CINEMATOGRAPHY: Dante Spinotti, L.A. CONFIDENTIAL (2nd: Frederick Elmes, The Ice Storm, followed by: Roger Deakins, Kundun; Alexei Yodorov, Mother and Son; Alexei Rodionov Passion in the Desert)


ART DIRECTION: TITANIC, Kundun, L.A. Confidential, Gattaca, Boogie Nights


COSTUME DESIGN: KUNDUN, Titanic, L.A. Confidential, Boogie Nights, Starship Troopers



FILM EDITING: L.A. CONFIDENTIAL, The Sweet Hereafter, Boogie Nights, Titanic, Funny Games



SOUND: CONTACT, Titanic, L.A. Confidential, Starship Troopers, The Fifth Element



SOUND EFFECTS: TITANIC, L.A. Confidential, Starship Troopers



ORIGINAL SCORE: Jerry Goldsmith, L.A. CONFIDENTIAL (2nd: Mychael Danna, The Sweet Hereafter, followed by: Philip Glass, Kundun; James Horner, Titanic; Nicola Piovani, Life is Beautiful (won in 1999))

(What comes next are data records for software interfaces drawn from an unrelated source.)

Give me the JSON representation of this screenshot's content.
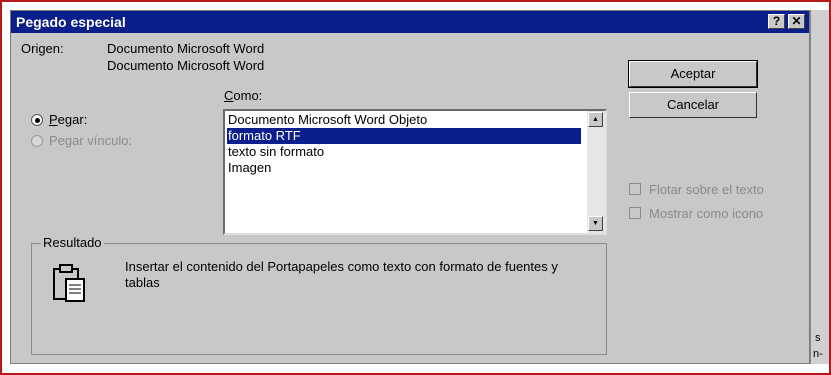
{
  "dialog": {
    "title": "Pegado especial",
    "help_btn": "?",
    "close_btn": "✕"
  },
  "source": {
    "label": "Origen:",
    "line1": "Documento Microsoft Word",
    "line2": "Documento Microsoft Word"
  },
  "como": {
    "label_first": "C",
    "label_rest": "omo:"
  },
  "options": {
    "paste_first": "P",
    "paste_rest": "egar:",
    "paste_link": "Pegar vínculo:"
  },
  "list": {
    "items": [
      "Documento Microsoft Word Objeto",
      "formato RTF",
      "texto sin formato",
      "Imagen"
    ],
    "selected_index": 1
  },
  "buttons": {
    "accept": "Aceptar",
    "cancel": "Cancelar"
  },
  "checks": {
    "float": "Flotar sobre el texto",
    "icon": "Mostrar como icono"
  },
  "result": {
    "title": "Resultado",
    "text": "Insertar el contenido del Portapapeles como texto con formato de fuentes y tablas"
  },
  "background": {
    "fragment1": "s",
    "fragment2": "n-"
  },
  "colors": {
    "title_bar": "#0a1f8c",
    "selection": "#0a1f8c",
    "dialog_bg": "#c8c8c8",
    "frame_border": "#b51818"
  }
}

ORIGINAL SONG: “Miss Misery” from GOOD WILL HUNTING (Music and lyrics by Elliott Smith) (2nd: “My Heart Will Go On” from Titanic (Music by James Horner, lyrics by Will Jennings))

SPECIAL EFFECTS: TITANIC, Starship Troopers, Men in Black

MAKEUP: MEN IN BLACK, The Fifth Element, Lost Highway 

No comments: